The full code chunk is there. Let me know if you get a chance to use this, or if you have any feedback on how to improve it. As usual, this big old chunk o’ code can be found here

##libraries
library(tidyverse)
library(lubridate)
library(ggraph)
library(tidygraph)
library(scales)
library(grid)
library(wesanderson)
library(egg)

##data file import

cookExample <- readr::read_csv("https://raw.githubusercontent.com/KellyTall/Hellomister_DataBlog/master/cookExample.csv")

# write_csv(cookExample, "cookExample.csv")

# View(cookExample)

# prepare edge file
cook_edge <- cookExample %>% 
        mutate(from = 1770) %>% 
        select(from, Dedication_Year, Figure, Monument_Type) %>% 
        rename(to=Dedication_Year) %>% 
        mutate(to=as.numeric(to)) %>% 
        group_by(Figure, Monument_Type, from, to) %>% 
        summarise(weight = n()) %>% 
        na.omit()



## create your graph files
cook_tidy <- tbl_graph(edges=cook_edge, directed = TRUE)


##plot your arc plot

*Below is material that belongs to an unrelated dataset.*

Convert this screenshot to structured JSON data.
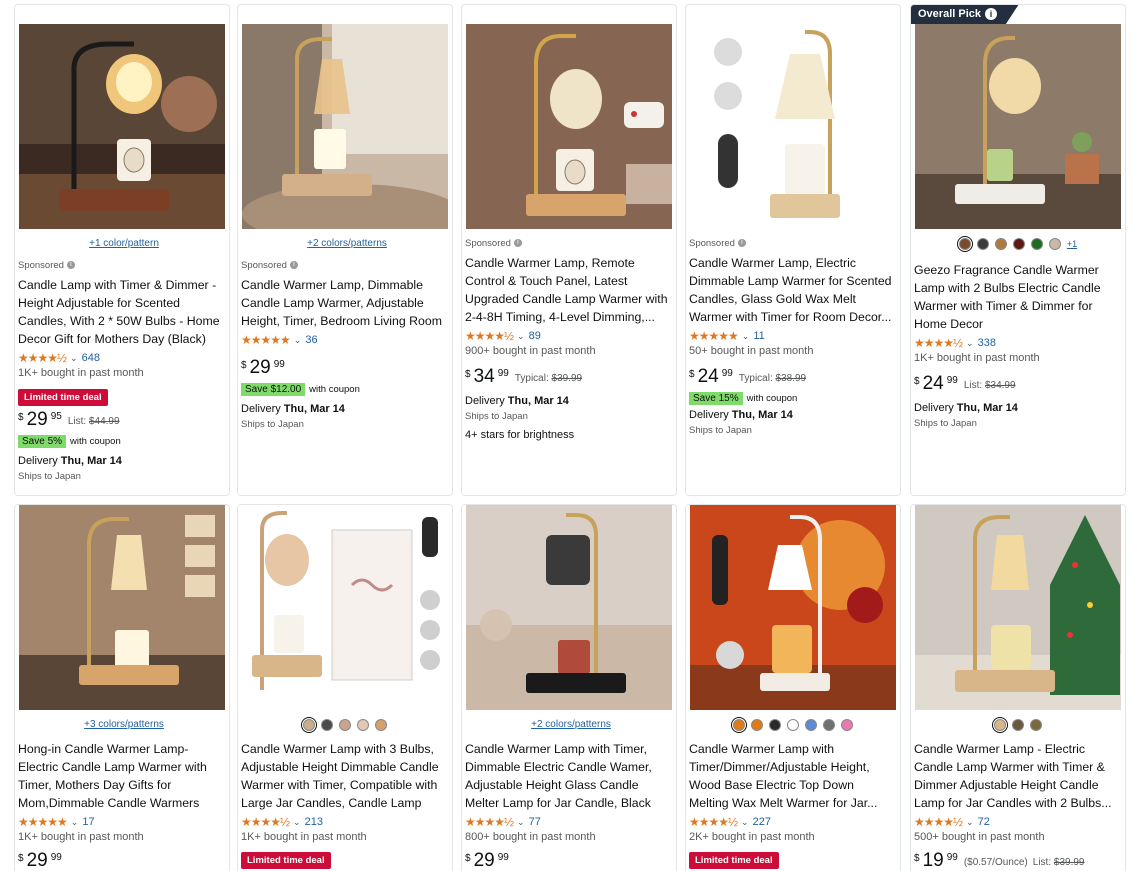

##theme
cook_theme <-  theme(axis.line=element_blank(),
                     axis.text.y=element_blank(),
                     axis.ticks=element_blank(),
                     axis.title.x=element_blank(),
                     axis.title.y=element_blank(),
                     panel.background=element_blank(),
                     panel.border=element_blank(),
                     panel.grid.major=element_blank(),
                     panel.grid.minor=element_blank(),
                     plot.background=element_blank(),
                     plot.title = element_text(family="Helvetica Neue Light", size=20, face="plain"),
                     plot.subtitle =  element_text(family="Helvetica Neue Light", size=12.9, face="plain"),
                     legend.text =  element_text(family="Helvetica Neue Light", face="plain"),
                     legend.title = element_text(family="Helvetica Neue Light", face="plain"),
                     axis.text = element_text(family="Helvetica Neue Light", face="plain", size=6),
                     legend.key = element_blank())

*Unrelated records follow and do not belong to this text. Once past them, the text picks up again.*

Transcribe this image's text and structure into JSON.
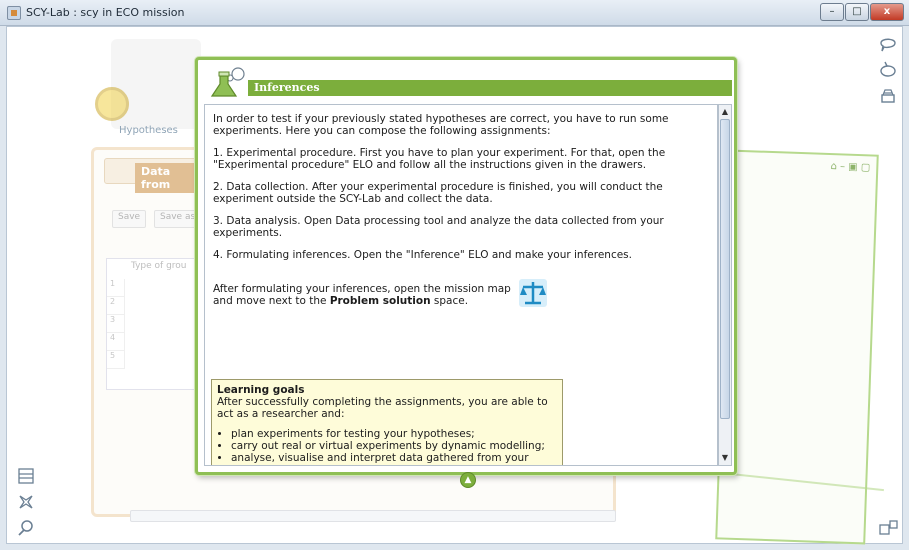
{
  "window": {
    "title": "SCY-Lab : scy in ECO mission",
    "min_glyph": "–",
    "max_glyph": "□",
    "close_glyph": "x"
  },
  "background": {
    "hypotheses_label": "Hypotheses",
    "data_frame_title": "Data from",
    "buttons": [
      "Save",
      "Save as"
    ],
    "table_column": "Type of grou",
    "row_numbers": [
      "1",
      "2",
      "3",
      "4",
      "5"
    ]
  },
  "dialog": {
    "title": "Inferences",
    "intro": "In order to test if your previously stated hypotheses are correct, you have to run some experiments. Here you can compose the following assignments:",
    "steps": [
      "1. Experimental procedure. First you have to plan your experiment. For that, open the \"Experimental procedure\" ELO and follow all the instructions given in the drawers.",
      "2. Data collection. After your experimental procedure is finished, you will conduct the experiment outside the SCY-Lab and collect the data.",
      "3. Data analysis. Open Data processing tool and analyze the data collected from your experiments.",
      "4. Formulating inferences. Open the \"Inference\" ELO and make your inferences."
    ],
    "after_prefix": "After formulating your inferences, open the mission map and move next to the ",
    "after_bold": "Problem solution",
    "after_suffix": " space.",
    "goals": {
      "title": "Learning goals",
      "intro": "After successfully completing the assignments, you are able to act as a researcher and:",
      "items": [
        "plan experiments for testing your hypotheses;",
        "carry out real or virtual experiments by dynamic modelling;",
        "analyse, visualise and interpret data gathered from your"
      ]
    }
  },
  "icons": {
    "right": [
      "speech-bubble-icon",
      "lasso-icon",
      "stack-icon"
    ],
    "left": [
      "list-icon",
      "star-tool-icon",
      "search-icon"
    ],
    "bottom_right": "windows-icon"
  },
  "colors": {
    "accent_green": "#7cae3c",
    "goals_bg": "#fefcd9",
    "frame_orange": "#eccfa6"
  }
}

# names(wes_palettes)
##creating object with HEX colours from Wes Andreson Colour Palette /- here using Moonrise 3
mr3 <- wes_palettes$Moonrise3
# wes_palette("Moonrise3")

cook_dot <- ggplot(cookExample, aes(Dedication_Year, fill=Figure)) + 
        geom_vline(xintercept = c(1770, 1870, 1970, 2000), colour="lightgray")+
        geom_dotplot(binwidth = .1, stackgroups = TRUE, binpositions = "all", dotsize = 10, stackdir = "down", stroke=0)+
        scale_x_continuous(limits=c(1770, 2020), breaks = c(1770, 1870, 1970, 2000)) +
        cook_theme +
        theme(legend.position = "none",
              title = element_blank()) +
        scale_fill_manual(values = mr3[c(1,3,5)]) ##this selects the 1, 2 and 3 HEX colours from the palette in object mr3
        
        

cook_arc <- ggraph(cook_tidy, layout = 'linear') + 
        geom_vline(xintercept = c(1770, 1870, 1970, 2000), colour="lightgray")+
        geom_edge_arc(aes(width=weight,edge_colour=Figure), alpha=.5) +
        scale_edge_colour_manual(values = mr3[c(1,3,5)], name = "Figure")+
        scale_edge_width(name="Number of Monuments")+
        scale_x_continuous(limits=c(1770, 2020), breaks = c(1770, 1870, 1970, 2000), position = "top") +
        cook_theme +
        labs(title="Visualising Cook Memorials",
             subtitle="Monuments dedicated to the voyage of the Endeavour from 1770 until today") 

ggarrange(cook_arc, cook_dot, heights = c(10, 4))





    
Kelly TallComment